Data excerpts Block Start
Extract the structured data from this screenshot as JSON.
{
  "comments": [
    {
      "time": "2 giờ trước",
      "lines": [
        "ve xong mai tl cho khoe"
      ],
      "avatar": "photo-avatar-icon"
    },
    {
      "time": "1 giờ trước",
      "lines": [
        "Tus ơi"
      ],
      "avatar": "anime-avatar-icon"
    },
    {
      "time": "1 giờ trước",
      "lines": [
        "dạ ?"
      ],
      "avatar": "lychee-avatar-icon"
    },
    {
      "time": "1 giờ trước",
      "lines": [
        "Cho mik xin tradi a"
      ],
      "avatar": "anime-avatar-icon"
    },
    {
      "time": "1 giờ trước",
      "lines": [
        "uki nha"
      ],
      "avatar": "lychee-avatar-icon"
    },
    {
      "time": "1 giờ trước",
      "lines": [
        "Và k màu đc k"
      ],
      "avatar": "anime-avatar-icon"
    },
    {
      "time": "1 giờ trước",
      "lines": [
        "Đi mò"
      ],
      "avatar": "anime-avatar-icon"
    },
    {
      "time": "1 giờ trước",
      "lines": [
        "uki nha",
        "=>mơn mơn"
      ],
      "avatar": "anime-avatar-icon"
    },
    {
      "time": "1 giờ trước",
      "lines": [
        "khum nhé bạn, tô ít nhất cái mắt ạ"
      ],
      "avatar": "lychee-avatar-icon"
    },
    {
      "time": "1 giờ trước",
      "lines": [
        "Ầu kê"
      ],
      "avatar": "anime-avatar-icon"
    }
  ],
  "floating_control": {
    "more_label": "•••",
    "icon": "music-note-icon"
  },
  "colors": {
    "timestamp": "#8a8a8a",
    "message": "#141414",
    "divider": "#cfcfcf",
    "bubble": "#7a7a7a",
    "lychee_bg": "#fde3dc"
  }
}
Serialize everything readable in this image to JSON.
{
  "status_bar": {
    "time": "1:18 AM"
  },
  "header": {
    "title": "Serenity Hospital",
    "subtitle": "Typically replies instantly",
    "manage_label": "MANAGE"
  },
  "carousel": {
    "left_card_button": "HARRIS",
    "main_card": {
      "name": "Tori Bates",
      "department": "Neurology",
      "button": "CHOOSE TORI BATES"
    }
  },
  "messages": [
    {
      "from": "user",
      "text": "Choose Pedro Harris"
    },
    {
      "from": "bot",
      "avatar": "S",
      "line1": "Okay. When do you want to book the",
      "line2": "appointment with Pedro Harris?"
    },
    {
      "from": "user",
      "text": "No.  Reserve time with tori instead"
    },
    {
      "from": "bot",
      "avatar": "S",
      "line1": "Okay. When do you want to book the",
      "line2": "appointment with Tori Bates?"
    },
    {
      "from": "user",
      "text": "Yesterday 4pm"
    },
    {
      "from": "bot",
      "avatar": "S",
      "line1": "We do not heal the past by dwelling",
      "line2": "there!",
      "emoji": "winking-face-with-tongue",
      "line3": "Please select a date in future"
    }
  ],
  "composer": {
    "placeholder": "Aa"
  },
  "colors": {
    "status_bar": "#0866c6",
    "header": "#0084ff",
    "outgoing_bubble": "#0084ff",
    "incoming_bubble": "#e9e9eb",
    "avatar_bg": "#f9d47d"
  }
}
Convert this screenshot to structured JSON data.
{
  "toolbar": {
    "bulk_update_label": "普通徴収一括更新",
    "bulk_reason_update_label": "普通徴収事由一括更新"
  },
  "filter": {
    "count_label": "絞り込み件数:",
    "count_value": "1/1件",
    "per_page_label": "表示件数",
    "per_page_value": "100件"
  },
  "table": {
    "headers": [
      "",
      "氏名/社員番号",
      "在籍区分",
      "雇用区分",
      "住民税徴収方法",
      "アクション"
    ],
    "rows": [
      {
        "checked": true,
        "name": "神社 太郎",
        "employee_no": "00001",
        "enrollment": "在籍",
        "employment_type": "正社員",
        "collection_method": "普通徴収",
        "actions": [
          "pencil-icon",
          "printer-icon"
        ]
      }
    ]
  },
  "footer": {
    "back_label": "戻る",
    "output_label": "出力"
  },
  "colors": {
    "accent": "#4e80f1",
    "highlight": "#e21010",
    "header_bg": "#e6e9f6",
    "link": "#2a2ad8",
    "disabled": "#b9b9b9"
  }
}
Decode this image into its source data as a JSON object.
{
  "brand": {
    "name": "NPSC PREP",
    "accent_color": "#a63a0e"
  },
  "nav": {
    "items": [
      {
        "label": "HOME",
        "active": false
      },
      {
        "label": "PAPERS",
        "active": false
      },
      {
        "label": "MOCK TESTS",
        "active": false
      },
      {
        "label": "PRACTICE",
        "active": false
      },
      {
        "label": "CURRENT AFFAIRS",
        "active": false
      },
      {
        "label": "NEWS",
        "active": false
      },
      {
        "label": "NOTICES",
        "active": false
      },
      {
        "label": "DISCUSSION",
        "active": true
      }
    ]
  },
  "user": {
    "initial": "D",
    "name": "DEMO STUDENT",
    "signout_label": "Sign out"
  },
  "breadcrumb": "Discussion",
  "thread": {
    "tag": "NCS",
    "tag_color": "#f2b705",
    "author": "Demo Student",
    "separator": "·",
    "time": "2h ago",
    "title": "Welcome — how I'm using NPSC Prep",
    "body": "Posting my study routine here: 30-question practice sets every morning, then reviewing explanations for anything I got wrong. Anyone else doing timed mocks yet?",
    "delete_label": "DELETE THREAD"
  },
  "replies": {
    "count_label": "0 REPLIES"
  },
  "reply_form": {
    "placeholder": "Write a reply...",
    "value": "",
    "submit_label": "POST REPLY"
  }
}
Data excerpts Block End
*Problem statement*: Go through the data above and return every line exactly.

*Answer area*:
Extract the structured data from this screenshot as JSON.
{
  "comments": [
    {
      "time": "2 giờ trước",
      "lines": [
        "ve xong mai tl cho khoe"
      ],
      "avatar": "photo-avatar-icon"
    },
    {
      "time": "1 giờ trước",
      "lines": [
        "Tus ơi"
      ],
      "avatar": "anime-avatar-icon"
    },
    {
      "time": "1 giờ trước",
      "lines": [
        "dạ ?"
      ],
      "avatar": "lychee-avatar-icon"
    },
    {
      "time": "1 giờ trước",
      "lines": [
        "Cho mik xin tradi a"
      ],
      "avatar": "anime-avatar-icon"
    },
    {
      "time": "1 giờ trước",
      "lines": [
        "uki nha"
      ],
      "avatar": "lychee-avatar-icon"
    },
    {
      "time": "1 giờ trước",
      "lines": [
        "Và k màu đc k"
      ],
      "avatar": "anime-avatar-icon"
    },
    {
      "time": "1 giờ trước",
      "lines": [
        "Đi mò"
      ],
      "avatar": "anime-avatar-icon"
    },
    {
      "time": "1 giờ trước",
      "lines": [
        "uki nha",
        "=>mơn mơn"
      ],
      "avatar": "anime-avatar-icon"
    },
    {
      "time": "1 giờ trước",
      "lines": [
        "khum nhé bạn, tô ít nhất cái mắt ạ"
      ],
      "avatar": "lychee-avatar-icon"
    },
    {
      "time": "1 giờ trước",
      "lines": [
        "Ầu kê"
      ],
      "avatar": "anime-avatar-icon"
    }
  ],
  "floating_control": {
    "more_label": "•••",
    "icon": "music-note-icon"
  },
  "colors": {
    "timestamp": "#8a8a8a",
    "message": "#141414",
    "divider": "#cfcfcf",
    "bubble": "#7a7a7a",
    "lychee_bg": "#fde3dc"
  }
}
Serialize everything readable in this image to JSON.
{
  "status_bar": {
    "time": "1:18 AM"
  },
  "header": {
    "title": "Serenity Hospital",
    "subtitle": "Typically replies instantly",
    "manage_label": "MANAGE"
  },
  "carousel": {
    "left_card_button": "HARRIS",
    "main_card": {
      "name": "Tori Bates",
      "department": "Neurology",
      "button": "CHOOSE TORI BATES"
    }
  },
  "messages": [
    {
      "from": "user",
      "text": "Choose Pedro Harris"
    },
    {
      "from": "bot",
      "avatar": "S",
      "line1": "Okay. When do you want to book the",
      "line2": "appointment with Pedro Harris?"
    },
    {
      "from": "user",
      "text": "No.  Reserve time with tori instead"
    },
    {
      "from": "bot",
      "avatar": "S",
      "line1": "Okay. When do you want to book the",
      "line2": "appointment with Tori Bates?"
    },
    {
      "from": "user",
      "text": "Yesterday 4pm"
    },
    {
      "from": "bot",
      "avatar": "S",
      "line1": "We do not heal the past by dwelling",
      "line2": "there!",
      "emoji": "winking-face-with-tongue",
      "line3": "Please select a date in future"
    }
  ],
  "composer": {
    "placeholder": "Aa"
  },
  "colors": {
    "status_bar": "#0866c6",
    "header": "#0084ff",
    "outgoing_bubble": "#0084ff",
    "incoming_bubble": "#e9e9eb",
    "avatar_bg": "#f9d47d"
  }
}
Convert this screenshot to structured JSON data.
{
  "toolbar": {
    "bulk_update_label": "普通徴収一括更新",
    "bulk_reason_update_label": "普通徴収事由一括更新"
  },
  "filter": {
    "count_label": "絞り込み件数:",
    "count_value": "1/1件",
    "per_page_label": "表示件数",
    "per_page_value": "100件"
  },
  "table": {
    "headers": [
      "",
      "氏名/社員番号",
      "在籍区分",
      "雇用区分",
      "住民税徴収方法",
      "アクション"
    ],
    "rows": [
      {
        "checked": true,
        "name": "神社 太郎",
        "employee_no": "00001",
        "enrollment": "在籍",
        "employment_type": "正社員",
        "collection_method": "普通徴収",
        "actions": [
          "pencil-icon",
          "printer-icon"
        ]
      }
    ]
  },
  "footer": {
    "back_label": "戻る",
    "output_label": "出力"
  },
  "colors": {
    "accent": "#4e80f1",
    "highlight": "#e21010",
    "header_bg": "#e6e9f6",
    "link": "#2a2ad8",
    "disabled": "#b9b9b9"
  }
}
Decode this image into its source data as a JSON object.
{
  "brand": {
    "name": "NPSC PREP",
    "accent_color": "#a63a0e"
  },
  "nav": {
    "items": [
      {
        "label": "HOME",
        "active": false
      },
      {
        "label": "PAPERS",
        "active": false
      },
      {
        "label": "MOCK TESTS",
        "active": false
      },
      {
        "label": "PRACTICE",
        "active": false
      },
      {
        "label": "CURRENT AFFAIRS",
        "active": false
      },
      {
        "label": "NEWS",
        "active": false
      },
      {
        "label": "NOTICES",
        "active": false
      },
      {
        "label": "DISCUSSION",
        "active": true
      }
    ]
  },
  "user": {
    "initial": "D",
    "name": "DEMO STUDENT",
    "signout_label": "Sign out"
  },
  "breadcrumb": "Discussion",
  "thread": {
    "tag": "NCS",
    "tag_color": "#f2b705",
    "author": "Demo Student",
    "separator": "·",
    "time": "2h ago",
    "title": "Welcome — how I'm using NPSC Prep",
    "body": "Posting my study routine here: 30-question practice sets every morning, then reviewing explanations for anything I got wrong. Anyone else doing timed mocks yet?",
    "delete_label": "DELETE THREAD"
  },
  "replies": {
    "count_label": "0 REPLIES"
  },
  "reply_form": {
    "placeholder": "Write a reply...",
    "value": "",
    "submit_label": "POST REPLY"
  }
}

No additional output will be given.